The conservation status of Panamanian primates was last reviewed by the International Union for Conservation of Nature (IUCN) in 1996 and 2008. This thesis presents a new conservation status evaluation, one that permits a useful assessment of the actual threats and habitat requirements of primate survivorship in Panama. This thesis proposes certain updates to the IUCN Criteria, via a new perspective on the situation facing Panamanian primates. The case study of primate evaluation and research presented in this thesis is not only relevant to Panama: it will also be useful to other countries in the Neotropics, especially those where conservation education is needed. Environmental education is an important part of conservation activities: in this thesis I show how it can be enhanced by an understanding of local people’s knowledge base as it relates to their local environments in general and to local primate species in particular. I recommend to other researchers, and those active in conservation work, the methods I have been using to survey primates in diverse habitats, and to understand the links between cultural values and primates in Azuero, one of the more fragmented areas in Panama. The research presented here will also be relevant to management support, in the case of Panamanian or other authorities needing to assess translocation options or release primates after rehabilitation.
|Item Type:||Thesis (Doctoral)|
|Award:||Doctor of Philosophy|
|Keywords:||Panama, Neotropical Primates, Fragmentation, Habitat Suitability, Distribution, Human Perception, Conservation Status|
|Faculty and Department:||Faculty of Social Sciences and Health > Anthropology, Department of|

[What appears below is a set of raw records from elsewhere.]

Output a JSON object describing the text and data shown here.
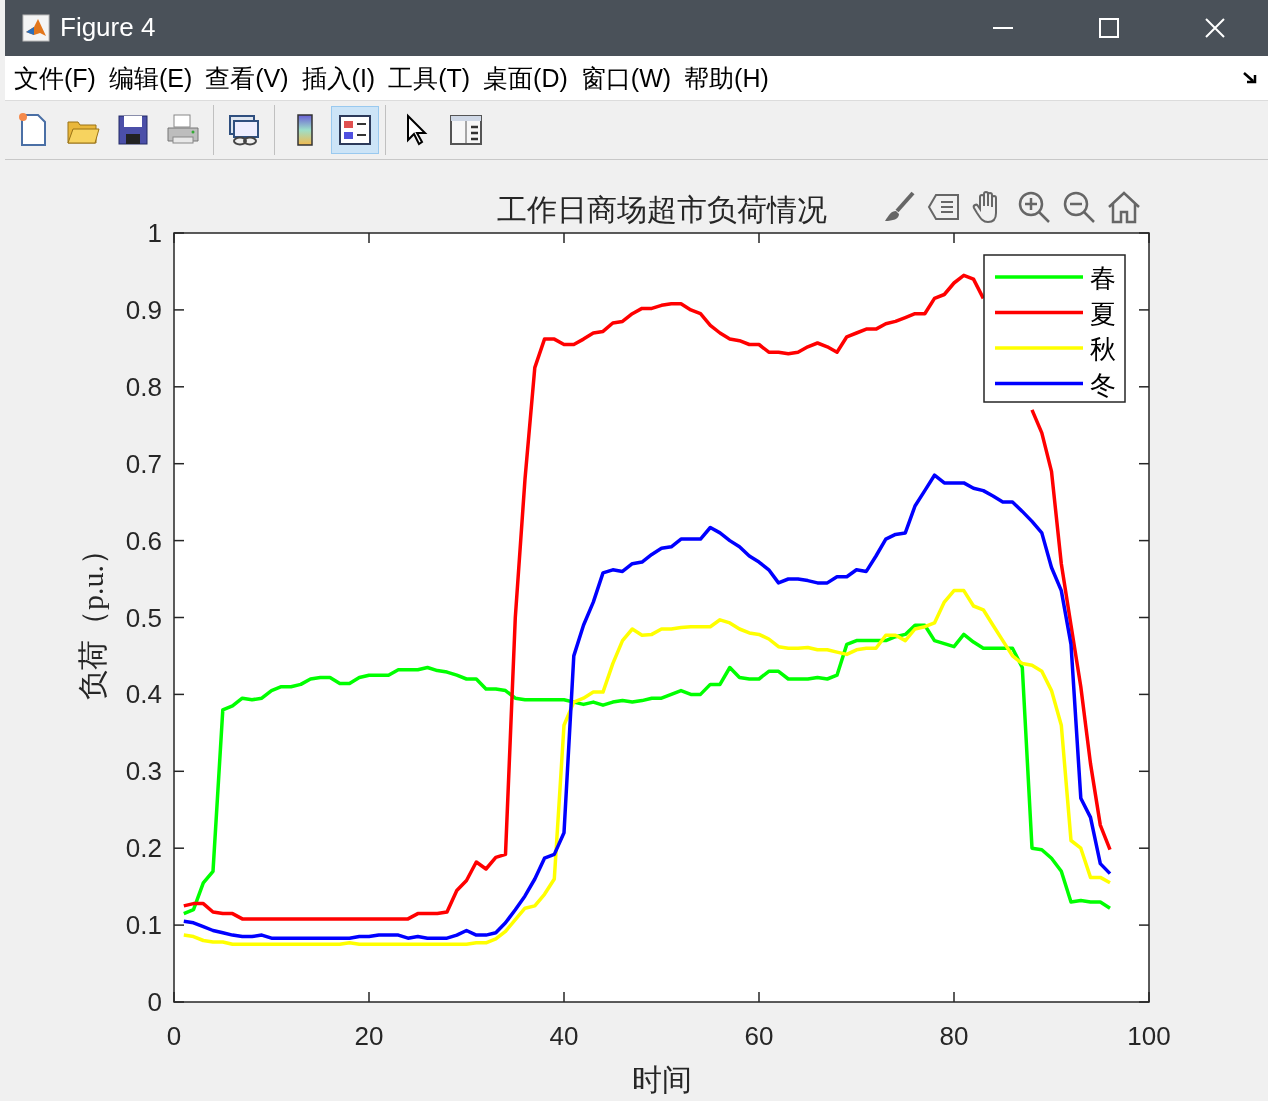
{
  "window": {
    "title": "Figure 4"
  },
  "menu": [
    "文件(F)",
    "编辑(E)",
    "查看(V)",
    "插入(I)",
    "工具(T)",
    "桌面(D)",
    "窗口(W)",
    "帮助(H)"
  ],
  "toolbar": {
    "groups": [
      {
        "buttons": [
          {
            "kind": "new",
            "selected": false
          },
          {
            "kind": "open",
            "selected": false
          },
          {
            "kind": "save",
            "selected": false
          },
          {
            "kind": "print",
            "selected": false
          }
        ]
      },
      {
        "buttons": [
          {
            "kind": "link",
            "selected": false
          }
        ]
      },
      {
        "buttons": [
          {
            "kind": "colorbar",
            "selected": false
          },
          {
            "kind": "legend",
            "selected": true
          }
        ]
      },
      {
        "buttons": [
          {
            "kind": "pointer",
            "selected": false
          },
          {
            "kind": "inspector",
            "selected": false
          }
        ]
      }
    ]
  },
  "axes_toolbar": [
    {
      "kind": "brush"
    },
    {
      "kind": "datatip"
    },
    {
      "kind": "pan"
    },
    {
      "kind": "zoomin"
    },
    {
      "kind": "zoomout"
    },
    {
      "kind": "home"
    }
  ],
  "chart_data": {
    "type": "line",
    "title": "工作日商场超市负荷情况",
    "xlabel": "时间",
    "ylabel": "负荷（p.u.）",
    "x": [
      1,
      2,
      3,
      4,
      5,
      6,
      7,
      8,
      9,
      10,
      11,
      12,
      13,
      14,
      15,
      16,
      17,
      18,
      19,
      20,
      21,
      22,
      23,
      24,
      25,
      26,
      27,
      28,
      29,
      30,
      31,
      32,
      33,
      34,
      35,
      36,
      37,
      38,
      39,
      40,
      41,
      42,
      43,
      44,
      45,
      46,
      47,
      48,
      49,
      50,
      51,
      52,
      53,
      54,
      55,
      56,
      57,
      58,
      59,
      60,
      61,
      62,
      63,
      64,
      65,
      66,
      67,
      68,
      69,
      70,
      71,
      72,
      73,
      74,
      75,
      76,
      77,
      78,
      79,
      80,
      81,
      82,
      83,
      84,
      85,
      86,
      87,
      88,
      89,
      90,
      91,
      92,
      93,
      94,
      95,
      96
    ],
    "legend": true,
    "xlim": [
      0,
      100
    ],
    "ylim": [
      0,
      1
    ],
    "xticks": [
      0,
      20,
      40,
      60,
      80,
      100
    ],
    "yticks": [
      0,
      0.1,
      0.2,
      0.3,
      0.4,
      0.5,
      0.6,
      0.7,
      0.8,
      0.9,
      1
    ],
    "series": [
      {
        "name": "春",
        "color": "#00ff00",
        "values": [
          0.115,
          0.12,
          0.155,
          0.17,
          0.38,
          0.385,
          0.395,
          0.393,
          0.395,
          0.405,
          0.41,
          0.41,
          0.413,
          0.42,
          0.422,
          0.422,
          0.414,
          0.414,
          0.422,
          0.425,
          0.425,
          0.425,
          0.432,
          0.432,
          0.432,
          0.435,
          0.431,
          0.429,
          0.425,
          0.42,
          0.42,
          0.407,
          0.407,
          0.405,
          0.395,
          0.393,
          0.393,
          0.393,
          0.393,
          0.393,
          0.39,
          0.387,
          0.39,
          0.386,
          0.39,
          0.392,
          0.39,
          0.392,
          0.395,
          0.395,
          0.4,
          0.405,
          0.4,
          0.4,
          0.413,
          0.413,
          0.435,
          0.422,
          0.42,
          0.42,
          0.43,
          0.43,
          0.42,
          0.42,
          0.42,
          0.422,
          0.42,
          0.425,
          0.465,
          0.47,
          0.47,
          0.47,
          0.47,
          0.475,
          0.478,
          0.49,
          0.49,
          0.47,
          0.466,
          0.462,
          0.478,
          0.468,
          0.46,
          0.46,
          0.46,
          0.46,
          0.435,
          0.2,
          0.198,
          0.187,
          0.17,
          0.13,
          0.132,
          0.13,
          0.13,
          0.122
        ]
      },
      {
        "name": "夏",
        "color": "#ff0000",
        "values": [
          0.125,
          0.128,
          0.128,
          0.117,
          0.115,
          0.115,
          0.108,
          0.108,
          0.108,
          0.108,
          0.108,
          0.108,
          0.108,
          0.108,
          0.108,
          0.108,
          0.108,
          0.108,
          0.108,
          0.108,
          0.108,
          0.108,
          0.108,
          0.108,
          0.115,
          0.115,
          0.115,
          0.117,
          0.145,
          0.158,
          0.182,
          0.173,
          0.188,
          0.192,
          0.5,
          0.68,
          0.825,
          0.862,
          0.862,
          0.855,
          0.855,
          0.862,
          0.87,
          0.872,
          0.883,
          0.885,
          0.895,
          0.902,
          0.902,
          0.906,
          0.908,
          0.908,
          0.9,
          0.895,
          0.88,
          0.87,
          0.862,
          0.86,
          0.855,
          0.855,
          0.845,
          0.845,
          0.843,
          0.845,
          0.852,
          0.857,
          0.852,
          0.845,
          0.865,
          0.87,
          0.875,
          0.875,
          0.882,
          0.885,
          0.89,
          0.895,
          0.895,
          0.915,
          0.92,
          0.935,
          0.945,
          0.94,
          0.915,
          null,
          null,
          null,
          null,
          0.77,
          0.74,
          0.69,
          0.57,
          0.49,
          0.41,
          0.31,
          0.23,
          0.198
        ]
      },
      {
        "name": "秋",
        "color": "#ffff00",
        "values": [
          0.087,
          0.085,
          0.08,
          0.078,
          0.078,
          0.075,
          0.075,
          0.075,
          0.075,
          0.075,
          0.075,
          0.075,
          0.075,
          0.075,
          0.075,
          0.075,
          0.075,
          0.077,
          0.075,
          0.075,
          0.075,
          0.075,
          0.075,
          0.075,
          0.075,
          0.075,
          0.075,
          0.075,
          0.075,
          0.075,
          0.077,
          0.077,
          0.082,
          0.092,
          0.107,
          0.122,
          0.125,
          0.14,
          0.16,
          0.36,
          0.39,
          0.395,
          0.403,
          0.403,
          0.44,
          0.47,
          0.485,
          0.477,
          0.478,
          0.485,
          0.485,
          0.487,
          0.488,
          0.488,
          0.488,
          0.497,
          0.493,
          0.485,
          0.48,
          0.478,
          0.472,
          0.462,
          0.46,
          0.46,
          0.461,
          0.458,
          0.458,
          0.455,
          0.452,
          0.458,
          0.46,
          0.46,
          0.477,
          0.477,
          0.47,
          0.485,
          0.488,
          0.493,
          0.52,
          0.535,
          0.535,
          0.515,
          0.51,
          0.49,
          0.47,
          0.45,
          0.44,
          0.438,
          0.43,
          0.405,
          0.36,
          0.21,
          0.2,
          0.162,
          0.162,
          0.155
        ]
      },
      {
        "name": "冬",
        "color": "#0000ff",
        "values": [
          0.105,
          0.103,
          0.098,
          0.093,
          0.09,
          0.087,
          0.085,
          0.085,
          0.087,
          0.083,
          0.083,
          0.083,
          0.083,
          0.083,
          0.083,
          0.083,
          0.083,
          0.083,
          0.085,
          0.085,
          0.087,
          0.087,
          0.087,
          0.083,
          0.085,
          0.083,
          0.083,
          0.083,
          0.087,
          0.093,
          0.087,
          0.087,
          0.09,
          0.103,
          0.12,
          0.138,
          0.16,
          0.187,
          0.192,
          0.22,
          0.45,
          0.49,
          0.52,
          0.558,
          0.562,
          0.56,
          0.57,
          0.572,
          0.582,
          0.59,
          0.592,
          0.602,
          0.602,
          0.602,
          0.617,
          0.61,
          0.6,
          0.592,
          0.58,
          0.572,
          0.562,
          0.545,
          0.55,
          0.55,
          0.548,
          0.545,
          0.545,
          0.553,
          0.553,
          0.562,
          0.56,
          0.58,
          0.602,
          0.608,
          0.61,
          0.645,
          0.665,
          0.685,
          0.675,
          0.675,
          0.675,
          0.668,
          0.665,
          0.658,
          0.65,
          0.65,
          0.638,
          0.625,
          0.61,
          0.565,
          0.535,
          0.465,
          0.265,
          0.24,
          0.18,
          0.167
        ]
      }
    ]
  }
}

|Copyright:||Copyright of this thesis is held by the author|
|Deposited On:||05 Dec 2019 14:05|